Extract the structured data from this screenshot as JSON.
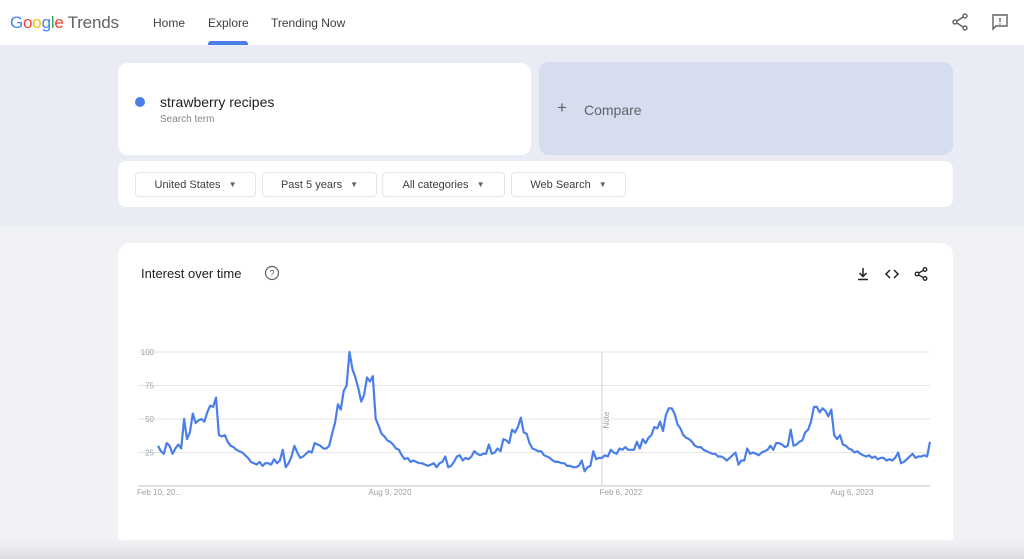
{
  "header": {
    "logo_letters": [
      "G",
      "o",
      "o",
      "g",
      "l",
      "e"
    ],
    "logo_product": "Trends",
    "nav": [
      {
        "label": "Home",
        "active": false
      },
      {
        "label": "Explore",
        "active": true
      },
      {
        "label": "Trending Now",
        "active": false
      }
    ],
    "icons": [
      "share-icon",
      "feedback-icon"
    ]
  },
  "search": {
    "term": "strawberry recipes",
    "term_type": "Search term",
    "term_color": "#4a7fe8",
    "compare_label": "Compare"
  },
  "filters": [
    {
      "label": "United States"
    },
    {
      "label": "Past 5 years"
    },
    {
      "label": "All categories"
    },
    {
      "label": "Web Search"
    }
  ],
  "interest_card": {
    "title": "Interest over time",
    "actions": [
      "download-icon",
      "embed-icon",
      "share-icon"
    ]
  },
  "chart_data": {
    "type": "line",
    "title": "Interest over time",
    "xlabel": "",
    "ylabel": "",
    "ylim": [
      0,
      100
    ],
    "yticks": [
      25,
      50,
      75,
      100
    ],
    "xtick_labels": [
      "Feb 10, 20...",
      "Aug 9, 2020",
      "Feb 6, 2022",
      "Aug 6, 2023"
    ],
    "xtick_positions": [
      0,
      0.3,
      0.6,
      0.9
    ],
    "annotation": {
      "label": "Note",
      "position": 0.575
    },
    "grid": true,
    "series": [
      {
        "name": "strawberry recipes",
        "color": "#4a7fe8",
        "values": [
          30,
          26,
          24,
          32,
          30,
          24,
          28,
          31,
          28,
          50,
          35,
          40,
          54,
          47,
          49,
          50,
          48,
          55,
          60,
          59,
          66,
          38,
          37,
          38,
          33,
          30,
          29,
          27,
          26,
          25,
          23,
          21,
          18,
          17,
          16,
          18,
          15,
          17,
          17,
          16,
          20,
          17,
          19,
          27,
          14,
          17,
          22,
          30,
          25,
          21,
          22,
          24,
          26,
          25,
          32,
          31,
          30,
          28,
          28,
          30,
          39,
          47,
          61,
          57,
          71,
          75,
          100,
          87,
          81,
          73,
          63,
          68,
          81,
          78,
          82,
          50,
          45,
          39,
          37,
          34,
          33,
          31,
          28,
          27,
          23,
          20,
          21,
          18,
          19,
          18,
          17,
          17,
          16,
          15,
          16,
          17,
          14,
          17,
          18,
          22,
          14,
          15,
          18,
          22,
          23,
          19,
          21,
          20,
          22,
          26,
          24,
          23,
          24,
          24,
          31,
          24,
          25,
          28,
          26,
          35,
          34,
          32,
          42,
          40,
          44,
          51,
          40,
          39,
          32,
          28,
          27,
          26,
          26,
          23,
          22,
          21,
          19,
          18,
          18,
          17,
          17,
          15,
          15,
          14,
          14,
          15,
          19,
          11,
          14,
          15,
          26,
          20,
          21,
          21,
          23,
          22,
          27,
          25,
          24,
          28,
          27,
          29,
          27,
          27,
          27,
          33,
          28,
          35,
          32,
          36,
          38,
          44,
          43,
          48,
          41,
          53,
          58,
          58,
          54,
          46,
          43,
          38,
          36,
          35,
          33,
          30,
          29,
          29,
          27,
          26,
          25,
          24,
          24,
          22,
          22,
          21,
          19,
          21,
          23,
          25,
          16,
          19,
          19,
          28,
          24,
          25,
          24,
          23,
          25,
          26,
          27,
          30,
          27,
          32,
          32,
          31,
          29,
          30,
          42,
          30,
          31,
          33,
          34,
          40,
          42,
          48,
          59,
          59,
          55,
          58,
          56,
          52,
          57,
          38,
          35,
          38,
          31,
          30,
          28,
          27,
          25,
          26,
          24,
          23,
          22,
          23,
          21,
          22,
          20,
          21,
          21,
          19,
          20,
          19,
          21,
          25,
          17,
          18,
          20,
          22,
          24,
          21,
          22,
          22,
          23,
          22,
          33
        ]
      }
    ]
  }
}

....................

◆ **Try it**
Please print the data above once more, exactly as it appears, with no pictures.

◆ **Answer**
Extract the structured data from this screenshot as JSON.
{
  "header": {
    "logo_letters": [
      "G",
      "o",
      "o",
      "g",
      "l",
      "e"
    ],
    "logo_product": "Trends",
    "nav": [
      {
        "label": "Home",
        "active": false
      },
      {
        "label": "Explore",
        "active": true
      },
      {
        "label": "Trending Now",
        "active": false
      }
    ],
    "icons": [
      "share-icon",
      "feedback-icon"
    ]
  },
  "search": {
    "term": "strawberry recipes",
    "term_type": "Search term",
    "term_color": "#4a7fe8",
    "compare_label": "Compare"
  },
  "filters": [
    {
      "label": "United States"
    },
    {
      "label": "Past 5 years"
    },
    {
      "label": "All categories"
    },
    {
      "label": "Web Search"
    }
  ],
  "interest_card": {
    "title": "Interest over time",
    "actions": [
      "download-icon",
      "embed-icon",
      "share-icon"
    ]
  },
  "chart_data": {
    "type": "line",
    "title": "Interest over time",
    "xlabel": "",
    "ylabel": "",
    "ylim": [
      0,
      100
    ],
    "yticks": [
      25,
      50,
      75,
      100
    ],
    "xtick_labels": [
      "Feb 10, 20...",
      "Aug 9, 2020",
      "Feb 6, 2022",
      "Aug 6, 2023"
    ],
    "xtick_positions": [
      0,
      0.3,
      0.6,
      0.9
    ],
    "annotation": {
      "label": "Note",
      "position": 0.575
    },
    "grid": true,
    "series": [
      {
        "name": "strawberry recipes",
        "color": "#4a7fe8",
        "values": [
          30,
          26,
          24,
          32,
          30,
          24,
          28,
          31,
          28,
          50,
          35,
          40,
          54,
          47,
          49,
          50,
          48,
          55,
          60,
          59,
          66,
          38,
          37,
          38,
          33,
          30,
          29,
          27,
          26,
          25,
          23,
          21,
          18,
          17,
          16,
          18,
          15,
          17,
          17,
          16,
          20,
          17,
          19,
          27,
          14,
          17,
          22,
          30,
          25,
          21,
          22,
          24,
          26,
          25,
          32,
          31,
          30,
          28,
          28,
          30,
          39,
          47,
          61,
          57,
          71,
          75,
          100,
          87,
          81,
          73,
          63,
          68,
          81,
          78,
          82,
          50,
          45,
          39,
          37,
          34,
          33,
          31,
          28,
          27,
          23,
          20,
          21,
          18,
          19,
          18,
          17,
          17,
          16,
          15,
          16,
          17,
          14,
          17,
          18,
          22,
          14,
          15,
          18,
          22,
          23,
          19,
          21,
          20,
          22,
          26,
          24,
          23,
          24,
          24,
          31,
          24,
          25,
          28,
          26,
          35,
          34,
          32,
          42,
          40,
          44,
          51,
          40,
          39,
          32,
          28,
          27,
          26,
          26,
          23,
          22,
          21,
          19,
          18,
          18,
          17,
          17,
          15,
          15,
          14,
          14,
          15,
          19,
          11,
          14,
          15,
          26,
          20,
          21,
          21,
          23,
          22,
          27,
          25,
          24,
          28,
          27,
          29,
          27,
          27,
          27,
          33,
          28,
          35,
          32,
          36,
          38,
          44,
          43,
          48,
          41,
          53,
          58,
          58,
          54,
          46,
          43,
          38,
          36,
          35,
          33,
          30,
          29,
          29,
          27,
          26,
          25,
          24,
          24,
          22,
          22,
          21,
          19,
          21,
          23,
          25,
          16,
          19,
          19,
          28,
          24,
          25,
          24,
          23,
          25,
          26,
          27,
          30,
          27,
          32,
          32,
          31,
          29,
          30,
          42,
          30,
          31,
          33,
          34,
          40,
          42,
          48,
          59,
          59,
          55,
          58,
          56,
          52,
          57,
          38,
          35,
          38,
          31,
          30,
          28,
          27,
          25,
          26,
          24,
          23,
          22,
          23,
          21,
          22,
          20,
          21,
          21,
          19,
          20,
          19,
          21,
          25,
          17,
          18,
          20,
          22,
          24,
          21,
          22,
          22,
          23,
          22,
          33
        ]
      }
    ]
  }
}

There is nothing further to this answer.